Set Boundaries: You can tell your partner, family, and friends what your boundaries are over and over again until you’re blue in the face. But, we need to teach people how to respect our boundaries. Solely wishing for others to respect your boundaries is like casting a fishing line out to sea hoping to catch a fish, but never coming back to check the line is still in the water and that it’s still doing what it needs to do in order to get the job done.
You are in charge of your own energy, actions, and time. This gives you the power back to take action on how much of your time you dole out to others. Sometimes the hardest thing to learn is saying no when you need to.
Know that other people are capable of taking care of themselves (at least in some capacity): If you aren’t entirely helpless, then neither are the people around you. While you might feel the need to help others, allowing them to help themselves is sometimes the best gift of all. I learned that it’s not about being a doormat and it’s not about appealing to everyone. You’re an Introvert and still need time to yourself to recharge, process, and reflect.
Develop your Auxiliary Function: Sometimes we forget that we still need to nurture and develop our auxiliary or co-pilot function because it is our highest point of leverage in terms of achieving personal growth. As an INFJ, my co-pilot is Extraverted Feeling (Fe). I’ve learned that it is just as an effective a decision-making process as Te, but it works a lot slower. When I feel forced to make a quick decision, it stresses me out and I default to using Introverted Thinking (Ti), which is a faster decision-making process than Fe. But I don’t always feel so great about my decisions afterwards because I often feel cold and less in touch with my compassionate side. For me, developing my auxiliary function can help me use it in a healthier way so that I can make decisions that will be best for the group as a whole (with me included!).

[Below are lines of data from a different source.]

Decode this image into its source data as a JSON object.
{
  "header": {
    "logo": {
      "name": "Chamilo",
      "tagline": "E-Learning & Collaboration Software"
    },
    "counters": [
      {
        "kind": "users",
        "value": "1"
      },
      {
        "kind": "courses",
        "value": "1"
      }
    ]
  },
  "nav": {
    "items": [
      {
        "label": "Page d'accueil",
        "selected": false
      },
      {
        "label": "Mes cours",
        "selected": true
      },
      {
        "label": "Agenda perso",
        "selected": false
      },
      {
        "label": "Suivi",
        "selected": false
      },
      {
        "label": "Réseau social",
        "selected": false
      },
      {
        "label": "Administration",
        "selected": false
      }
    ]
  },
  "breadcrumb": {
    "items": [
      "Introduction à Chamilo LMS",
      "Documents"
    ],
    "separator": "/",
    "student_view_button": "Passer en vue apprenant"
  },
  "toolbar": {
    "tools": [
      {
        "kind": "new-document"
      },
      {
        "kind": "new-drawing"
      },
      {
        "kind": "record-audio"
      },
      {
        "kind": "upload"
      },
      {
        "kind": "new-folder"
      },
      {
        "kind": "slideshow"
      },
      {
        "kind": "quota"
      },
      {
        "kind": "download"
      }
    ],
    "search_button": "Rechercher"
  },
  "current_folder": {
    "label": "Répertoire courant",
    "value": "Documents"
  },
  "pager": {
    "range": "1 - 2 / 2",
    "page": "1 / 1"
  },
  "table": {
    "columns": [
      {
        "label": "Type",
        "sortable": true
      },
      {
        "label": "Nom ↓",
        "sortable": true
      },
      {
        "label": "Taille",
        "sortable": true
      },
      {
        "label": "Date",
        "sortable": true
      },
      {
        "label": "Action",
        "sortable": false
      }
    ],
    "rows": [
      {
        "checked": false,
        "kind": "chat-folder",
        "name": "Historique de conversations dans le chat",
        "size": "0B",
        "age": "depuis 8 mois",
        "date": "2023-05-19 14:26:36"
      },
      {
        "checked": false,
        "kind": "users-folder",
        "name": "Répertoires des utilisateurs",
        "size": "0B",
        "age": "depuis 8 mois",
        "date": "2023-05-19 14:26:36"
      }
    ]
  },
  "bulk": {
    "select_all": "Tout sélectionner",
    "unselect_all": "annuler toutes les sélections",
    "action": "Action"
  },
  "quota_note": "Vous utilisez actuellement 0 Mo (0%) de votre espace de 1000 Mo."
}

To change a situation, you have to start taking your actions into your own hands. Only then do you become responsible for the decisions that you make. This means owning the times that we make mistakes and dealing with the consequences and emotions that come with it, too. This one has surprisingly made me less resentful of people who I used to think of as “energy vampires.”
With taking your control back, you will command your space, energy, and capacity more easily without being a commander. I had to lean into the uncomfortable and do some of the hard work before I could even start to feel a slight change in taking my power back. This can also help us as Introverts to not adopt the victim mentality or the perception that everything in the world is happening to us all of the time and that nothing is in their own control.